Garrett joins faculty as inaugural L. Neil Williams, Jr. Professor of Law
Garrett, currently the White Burkett Miller Professor of Law and Public Affairs and Justice Thurgood Marshall Professor of Law at the University of Virginia, will join the faculty on July 1 as the first L. Neil Williams, Jr. Professor of Law. His research and scholarship focus broadly on criminal justice outcomes, evidence, and constitutional rights, and he is a renowned authority on criminal procedure, wrongful convictions, habeas corpus, corporate crime, scientific evidence, civil rights, civil procedure, and constitutional law. His ongoing projects, which employ multiple empirical research methodologies, focus on forensic science, eyewitness identification, corporate crime, constitutional rights and habeas corpus, and criminal justice policy.
A prolific author, Garrett’s most recent book, End of Its Rope: How Killing the Death Penalty Can Revive Criminal Justice (Harvard University Press, 2017), examines data collected on all death sentences in the U.S. from 1990 to 2016 to develop a theory for the quick decline in the imposition of capital punishment and how its demise can spur comprehensive criminal justice reform. Other publications include Too Big to Jail: How Prosecutors Target Corporations (Harvard University Press, 2014); Federal Habeas Corpus: Executive Detention and Post-Conviction Litigation (with Lee Kovarsky) (Foundation Press casebook, 2013); and Convicting the Innocent: Where Criminal Prosecutions Go Wrong (Harvard University Press, 2011), as well as numerous articles published in leading law journals.

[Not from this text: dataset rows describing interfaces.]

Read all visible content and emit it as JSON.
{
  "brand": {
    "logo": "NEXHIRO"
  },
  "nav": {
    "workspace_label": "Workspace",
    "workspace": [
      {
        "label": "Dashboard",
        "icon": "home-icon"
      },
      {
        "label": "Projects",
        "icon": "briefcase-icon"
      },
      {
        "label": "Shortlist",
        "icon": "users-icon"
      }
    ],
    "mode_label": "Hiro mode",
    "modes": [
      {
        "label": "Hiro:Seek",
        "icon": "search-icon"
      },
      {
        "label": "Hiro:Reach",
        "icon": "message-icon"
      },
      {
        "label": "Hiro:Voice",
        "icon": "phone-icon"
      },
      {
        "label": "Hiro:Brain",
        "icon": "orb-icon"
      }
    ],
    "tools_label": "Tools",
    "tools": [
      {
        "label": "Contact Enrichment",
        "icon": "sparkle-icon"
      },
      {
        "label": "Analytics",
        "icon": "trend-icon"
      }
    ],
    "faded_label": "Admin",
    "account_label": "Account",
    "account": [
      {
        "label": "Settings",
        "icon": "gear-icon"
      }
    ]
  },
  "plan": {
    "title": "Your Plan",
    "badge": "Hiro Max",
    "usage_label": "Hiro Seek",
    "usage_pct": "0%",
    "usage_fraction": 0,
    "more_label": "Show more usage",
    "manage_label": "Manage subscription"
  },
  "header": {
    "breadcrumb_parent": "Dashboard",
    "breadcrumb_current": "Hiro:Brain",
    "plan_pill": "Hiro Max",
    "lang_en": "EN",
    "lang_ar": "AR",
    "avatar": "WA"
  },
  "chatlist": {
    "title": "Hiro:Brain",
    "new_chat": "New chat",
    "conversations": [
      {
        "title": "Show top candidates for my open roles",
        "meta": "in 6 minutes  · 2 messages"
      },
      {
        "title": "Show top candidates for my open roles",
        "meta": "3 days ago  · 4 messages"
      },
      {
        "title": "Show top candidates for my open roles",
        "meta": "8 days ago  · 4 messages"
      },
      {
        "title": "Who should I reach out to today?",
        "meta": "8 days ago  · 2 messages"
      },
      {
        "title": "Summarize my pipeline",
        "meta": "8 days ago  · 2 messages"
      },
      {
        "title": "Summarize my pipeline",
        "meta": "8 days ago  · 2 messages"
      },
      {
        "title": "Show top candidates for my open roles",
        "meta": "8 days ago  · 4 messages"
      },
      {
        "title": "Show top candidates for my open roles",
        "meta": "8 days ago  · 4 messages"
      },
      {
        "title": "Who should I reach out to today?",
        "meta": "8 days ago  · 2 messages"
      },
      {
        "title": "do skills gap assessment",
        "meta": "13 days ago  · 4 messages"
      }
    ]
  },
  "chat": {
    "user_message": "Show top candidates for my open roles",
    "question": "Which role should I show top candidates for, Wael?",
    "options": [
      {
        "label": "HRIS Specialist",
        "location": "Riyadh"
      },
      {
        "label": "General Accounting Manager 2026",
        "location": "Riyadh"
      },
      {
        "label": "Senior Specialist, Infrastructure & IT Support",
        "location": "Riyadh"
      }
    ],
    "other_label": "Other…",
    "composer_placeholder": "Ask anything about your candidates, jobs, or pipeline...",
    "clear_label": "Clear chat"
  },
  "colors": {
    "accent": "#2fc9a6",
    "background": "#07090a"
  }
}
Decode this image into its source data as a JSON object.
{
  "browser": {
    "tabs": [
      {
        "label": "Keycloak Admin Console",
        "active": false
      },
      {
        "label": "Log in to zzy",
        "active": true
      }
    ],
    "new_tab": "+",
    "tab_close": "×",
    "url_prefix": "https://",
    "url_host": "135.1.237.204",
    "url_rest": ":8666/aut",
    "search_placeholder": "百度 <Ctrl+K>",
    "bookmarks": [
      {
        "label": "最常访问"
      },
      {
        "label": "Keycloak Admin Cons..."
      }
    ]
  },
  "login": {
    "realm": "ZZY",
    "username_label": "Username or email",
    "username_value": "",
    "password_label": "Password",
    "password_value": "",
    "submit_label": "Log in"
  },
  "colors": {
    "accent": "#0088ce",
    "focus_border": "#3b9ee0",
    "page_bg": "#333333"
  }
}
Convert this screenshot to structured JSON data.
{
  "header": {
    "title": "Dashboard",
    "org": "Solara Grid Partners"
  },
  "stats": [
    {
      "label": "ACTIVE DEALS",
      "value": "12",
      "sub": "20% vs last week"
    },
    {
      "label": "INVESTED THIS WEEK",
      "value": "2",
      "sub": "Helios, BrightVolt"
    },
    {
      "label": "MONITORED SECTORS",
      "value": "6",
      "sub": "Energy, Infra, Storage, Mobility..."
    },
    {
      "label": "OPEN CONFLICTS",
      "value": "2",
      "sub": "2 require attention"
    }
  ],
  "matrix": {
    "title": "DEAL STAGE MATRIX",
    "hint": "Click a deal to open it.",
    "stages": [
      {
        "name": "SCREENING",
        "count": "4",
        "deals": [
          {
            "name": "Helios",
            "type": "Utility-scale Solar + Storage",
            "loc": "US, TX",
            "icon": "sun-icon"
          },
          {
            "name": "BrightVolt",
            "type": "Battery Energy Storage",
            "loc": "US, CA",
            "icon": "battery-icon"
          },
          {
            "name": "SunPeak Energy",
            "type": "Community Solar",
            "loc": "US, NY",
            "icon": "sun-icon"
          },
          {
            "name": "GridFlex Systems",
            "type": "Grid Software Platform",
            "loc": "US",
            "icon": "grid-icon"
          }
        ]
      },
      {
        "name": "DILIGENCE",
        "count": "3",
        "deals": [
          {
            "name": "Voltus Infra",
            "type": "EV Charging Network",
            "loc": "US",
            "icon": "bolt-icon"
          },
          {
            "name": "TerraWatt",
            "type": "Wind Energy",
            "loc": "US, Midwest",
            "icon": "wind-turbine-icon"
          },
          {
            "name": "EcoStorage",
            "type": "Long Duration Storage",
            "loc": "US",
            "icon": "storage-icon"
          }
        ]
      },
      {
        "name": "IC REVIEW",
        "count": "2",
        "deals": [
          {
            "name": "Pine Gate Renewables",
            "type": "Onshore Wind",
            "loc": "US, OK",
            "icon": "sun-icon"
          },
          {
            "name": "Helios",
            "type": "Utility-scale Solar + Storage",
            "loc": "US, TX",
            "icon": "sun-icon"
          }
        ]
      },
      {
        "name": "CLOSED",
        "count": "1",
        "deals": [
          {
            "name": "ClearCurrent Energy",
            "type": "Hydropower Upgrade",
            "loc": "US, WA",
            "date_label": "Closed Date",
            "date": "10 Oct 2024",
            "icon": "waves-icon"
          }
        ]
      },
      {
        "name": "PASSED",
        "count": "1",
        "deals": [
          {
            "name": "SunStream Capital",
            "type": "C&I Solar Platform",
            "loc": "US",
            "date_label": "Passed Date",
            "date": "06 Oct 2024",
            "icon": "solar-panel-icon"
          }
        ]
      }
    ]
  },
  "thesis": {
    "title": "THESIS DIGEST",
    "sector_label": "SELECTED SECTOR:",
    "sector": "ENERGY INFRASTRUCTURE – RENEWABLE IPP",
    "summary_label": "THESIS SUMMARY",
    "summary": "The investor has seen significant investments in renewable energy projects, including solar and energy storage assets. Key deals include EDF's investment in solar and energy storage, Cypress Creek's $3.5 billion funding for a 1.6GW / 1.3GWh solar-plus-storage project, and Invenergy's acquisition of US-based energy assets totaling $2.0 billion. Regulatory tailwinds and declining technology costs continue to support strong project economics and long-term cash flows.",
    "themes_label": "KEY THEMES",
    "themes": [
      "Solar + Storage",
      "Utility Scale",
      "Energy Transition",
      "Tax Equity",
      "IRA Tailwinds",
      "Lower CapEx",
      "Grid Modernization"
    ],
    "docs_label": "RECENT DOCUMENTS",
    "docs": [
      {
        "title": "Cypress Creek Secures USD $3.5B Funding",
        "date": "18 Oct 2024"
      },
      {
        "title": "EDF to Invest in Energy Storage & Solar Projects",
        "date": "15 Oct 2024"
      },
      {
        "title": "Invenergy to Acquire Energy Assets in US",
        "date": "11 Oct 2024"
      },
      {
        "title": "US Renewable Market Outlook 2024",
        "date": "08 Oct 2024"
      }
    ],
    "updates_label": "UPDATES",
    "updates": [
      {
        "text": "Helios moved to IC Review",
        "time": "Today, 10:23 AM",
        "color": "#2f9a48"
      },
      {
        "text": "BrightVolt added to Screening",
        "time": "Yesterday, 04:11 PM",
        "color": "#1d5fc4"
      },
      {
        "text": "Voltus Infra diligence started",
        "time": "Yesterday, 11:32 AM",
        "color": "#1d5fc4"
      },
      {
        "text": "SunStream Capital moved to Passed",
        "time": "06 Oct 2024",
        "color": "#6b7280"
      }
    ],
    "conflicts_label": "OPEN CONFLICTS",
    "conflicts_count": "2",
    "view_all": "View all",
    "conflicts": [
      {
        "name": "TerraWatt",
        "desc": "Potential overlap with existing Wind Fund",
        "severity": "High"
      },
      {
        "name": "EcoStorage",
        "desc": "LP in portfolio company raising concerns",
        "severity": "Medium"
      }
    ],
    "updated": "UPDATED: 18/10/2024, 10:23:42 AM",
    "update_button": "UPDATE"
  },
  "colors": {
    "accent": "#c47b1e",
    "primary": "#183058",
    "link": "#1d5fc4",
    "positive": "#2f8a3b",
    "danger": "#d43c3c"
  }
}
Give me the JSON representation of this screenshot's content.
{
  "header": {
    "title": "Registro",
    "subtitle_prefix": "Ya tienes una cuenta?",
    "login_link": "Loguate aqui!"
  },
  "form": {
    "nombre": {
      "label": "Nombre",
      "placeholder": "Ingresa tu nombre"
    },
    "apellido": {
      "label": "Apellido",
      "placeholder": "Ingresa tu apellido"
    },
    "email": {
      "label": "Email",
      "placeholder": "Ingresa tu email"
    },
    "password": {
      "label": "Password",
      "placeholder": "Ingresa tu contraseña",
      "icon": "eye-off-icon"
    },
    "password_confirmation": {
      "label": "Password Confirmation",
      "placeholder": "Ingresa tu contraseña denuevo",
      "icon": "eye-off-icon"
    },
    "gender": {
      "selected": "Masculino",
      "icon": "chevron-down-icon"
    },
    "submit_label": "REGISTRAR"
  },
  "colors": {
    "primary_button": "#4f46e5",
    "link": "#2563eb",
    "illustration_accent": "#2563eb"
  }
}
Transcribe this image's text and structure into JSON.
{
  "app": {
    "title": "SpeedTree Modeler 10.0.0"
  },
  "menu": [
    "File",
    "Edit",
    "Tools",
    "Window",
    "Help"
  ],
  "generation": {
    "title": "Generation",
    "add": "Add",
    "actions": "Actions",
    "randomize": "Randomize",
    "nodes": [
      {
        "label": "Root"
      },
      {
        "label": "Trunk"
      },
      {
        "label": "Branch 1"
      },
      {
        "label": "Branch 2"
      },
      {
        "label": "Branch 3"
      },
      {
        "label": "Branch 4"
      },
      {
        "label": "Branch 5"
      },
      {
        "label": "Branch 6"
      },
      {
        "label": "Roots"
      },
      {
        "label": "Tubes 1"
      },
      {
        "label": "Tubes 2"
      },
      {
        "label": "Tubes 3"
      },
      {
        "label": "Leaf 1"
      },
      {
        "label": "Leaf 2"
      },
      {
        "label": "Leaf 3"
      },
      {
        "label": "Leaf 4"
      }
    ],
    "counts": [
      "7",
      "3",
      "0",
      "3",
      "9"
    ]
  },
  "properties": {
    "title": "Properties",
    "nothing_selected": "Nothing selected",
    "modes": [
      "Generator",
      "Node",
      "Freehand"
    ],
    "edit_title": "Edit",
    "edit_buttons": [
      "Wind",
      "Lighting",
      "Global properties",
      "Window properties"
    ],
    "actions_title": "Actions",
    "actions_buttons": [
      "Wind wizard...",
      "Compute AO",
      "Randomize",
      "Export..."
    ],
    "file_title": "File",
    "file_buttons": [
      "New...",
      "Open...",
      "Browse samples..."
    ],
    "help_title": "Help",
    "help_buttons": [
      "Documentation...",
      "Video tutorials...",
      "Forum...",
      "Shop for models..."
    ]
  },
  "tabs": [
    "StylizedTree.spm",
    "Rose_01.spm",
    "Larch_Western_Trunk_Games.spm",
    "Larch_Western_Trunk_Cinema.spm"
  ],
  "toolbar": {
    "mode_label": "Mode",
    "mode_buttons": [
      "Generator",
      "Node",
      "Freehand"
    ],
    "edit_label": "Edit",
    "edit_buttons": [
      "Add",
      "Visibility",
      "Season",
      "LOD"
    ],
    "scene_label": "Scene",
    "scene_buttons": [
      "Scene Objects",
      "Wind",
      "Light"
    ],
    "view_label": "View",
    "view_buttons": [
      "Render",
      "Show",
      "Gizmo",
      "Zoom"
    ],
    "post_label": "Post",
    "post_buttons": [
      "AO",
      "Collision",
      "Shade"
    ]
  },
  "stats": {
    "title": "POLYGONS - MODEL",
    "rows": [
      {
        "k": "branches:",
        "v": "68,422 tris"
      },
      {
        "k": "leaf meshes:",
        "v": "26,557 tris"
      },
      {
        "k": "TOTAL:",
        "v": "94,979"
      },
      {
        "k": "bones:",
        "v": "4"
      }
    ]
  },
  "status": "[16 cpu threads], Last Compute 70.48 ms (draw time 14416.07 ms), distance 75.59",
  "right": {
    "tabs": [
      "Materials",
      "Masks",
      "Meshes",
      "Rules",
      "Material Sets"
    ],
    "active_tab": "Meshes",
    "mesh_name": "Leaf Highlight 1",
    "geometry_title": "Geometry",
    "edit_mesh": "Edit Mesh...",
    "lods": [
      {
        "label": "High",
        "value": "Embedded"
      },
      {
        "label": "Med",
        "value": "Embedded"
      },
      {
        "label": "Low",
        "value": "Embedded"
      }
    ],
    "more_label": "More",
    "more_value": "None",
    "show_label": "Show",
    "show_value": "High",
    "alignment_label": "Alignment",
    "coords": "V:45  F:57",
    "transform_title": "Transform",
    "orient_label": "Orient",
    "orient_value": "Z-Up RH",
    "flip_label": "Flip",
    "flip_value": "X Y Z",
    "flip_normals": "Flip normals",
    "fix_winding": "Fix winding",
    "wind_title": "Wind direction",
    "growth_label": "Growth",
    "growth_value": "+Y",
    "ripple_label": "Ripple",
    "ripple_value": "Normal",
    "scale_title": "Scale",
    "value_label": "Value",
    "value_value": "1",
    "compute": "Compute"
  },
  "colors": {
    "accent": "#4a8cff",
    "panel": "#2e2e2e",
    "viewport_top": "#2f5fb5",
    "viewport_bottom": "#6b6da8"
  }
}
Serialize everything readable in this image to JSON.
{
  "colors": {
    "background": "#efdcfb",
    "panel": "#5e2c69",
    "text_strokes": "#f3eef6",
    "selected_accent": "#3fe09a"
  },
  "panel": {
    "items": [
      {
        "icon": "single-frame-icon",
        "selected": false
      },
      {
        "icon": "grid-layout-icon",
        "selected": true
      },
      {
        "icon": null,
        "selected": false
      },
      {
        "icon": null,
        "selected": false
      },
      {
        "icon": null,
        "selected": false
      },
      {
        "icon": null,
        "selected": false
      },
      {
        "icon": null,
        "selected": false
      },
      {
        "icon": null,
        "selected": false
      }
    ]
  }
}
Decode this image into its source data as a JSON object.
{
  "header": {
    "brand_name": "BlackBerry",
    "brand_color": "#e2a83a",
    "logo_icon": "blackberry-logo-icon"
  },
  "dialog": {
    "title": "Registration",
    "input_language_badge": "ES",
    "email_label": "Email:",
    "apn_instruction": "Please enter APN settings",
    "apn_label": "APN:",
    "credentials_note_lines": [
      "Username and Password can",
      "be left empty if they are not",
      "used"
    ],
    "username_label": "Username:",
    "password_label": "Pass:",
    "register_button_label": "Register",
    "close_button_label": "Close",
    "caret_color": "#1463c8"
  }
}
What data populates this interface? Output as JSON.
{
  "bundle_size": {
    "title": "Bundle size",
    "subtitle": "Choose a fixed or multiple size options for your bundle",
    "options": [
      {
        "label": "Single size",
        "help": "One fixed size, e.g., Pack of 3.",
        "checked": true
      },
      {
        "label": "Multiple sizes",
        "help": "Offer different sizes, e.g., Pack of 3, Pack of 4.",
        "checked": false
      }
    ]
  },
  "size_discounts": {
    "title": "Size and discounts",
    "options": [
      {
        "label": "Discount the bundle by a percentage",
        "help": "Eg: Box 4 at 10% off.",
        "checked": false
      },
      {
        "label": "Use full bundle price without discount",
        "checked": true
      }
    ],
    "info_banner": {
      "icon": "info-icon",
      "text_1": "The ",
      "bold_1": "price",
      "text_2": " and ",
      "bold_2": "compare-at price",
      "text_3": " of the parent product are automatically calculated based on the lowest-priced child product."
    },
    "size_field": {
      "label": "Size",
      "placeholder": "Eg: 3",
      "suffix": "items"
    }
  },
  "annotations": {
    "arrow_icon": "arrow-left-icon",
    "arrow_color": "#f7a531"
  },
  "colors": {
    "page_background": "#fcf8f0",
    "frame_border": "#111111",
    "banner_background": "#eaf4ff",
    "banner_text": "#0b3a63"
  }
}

Garrett’s work has been widely cited by courts, including the U.S. Supreme Court, lower federal courts, state supreme courts, and courts in other countries, such as the Supreme Courts of Canada and Israel. He also frequently speaks about criminal justice matters before legislative and policymaking bodies, groups of practicing lawyers, law enforcement, and to local and national media. He is an Associate Reporter for the American Law Institute’s project on policing and works with innocence projects in the U.S., East Asia, and Europe to use research on wrongful convictions to inform litigation and policy.
Garrett, who joined the University of Virginia law faculty in 2005, received his JD at Columbia Law School, where he was an articles editor of the Columbia Law Review and a Kent Scholar. He clerked for Judge Pierre N. Leval of the U.S. Court of Appeals before joining the civil rights law firm of Neufeld, Scheck & Brustin in New York City.
“Brandon Garrett is one of the top criminal law scholars in the country,” said Levi. “His work has been notably influential with courts and legislatures. We are so delighted that he will be joining us this coming year.”
The L. Neil Williams chair honors an alumnus who left a legacy of leadership and generosity at Duke Law School and Duke University. Williams, a member of the Class of 1961 who earlier majored in history at Duke University, was a partner at Alston & Bird in Atlanta. He served as chair of the Duke University Board of Trustees from 1983 to 1988 and was a founding member of the Duke Law Board of Visitors. He was serving as chair of The Duke Endowment when he died in 2012. Duke University awarded him its Distinguished Alumni Award in 1990. He also received the Law Alumni Association's Charles S. Rhyne Award in 1996.
“I could not be more gratified to be joining the Duke faculty as the inaugural L. Neil Williams, Jr. Professor of Law,” said Garrett. “The chair honors Williams’ leadership and service to legal education and the public interest. I hope to do justice to that remarkable legacy as part of the Duke Law community.”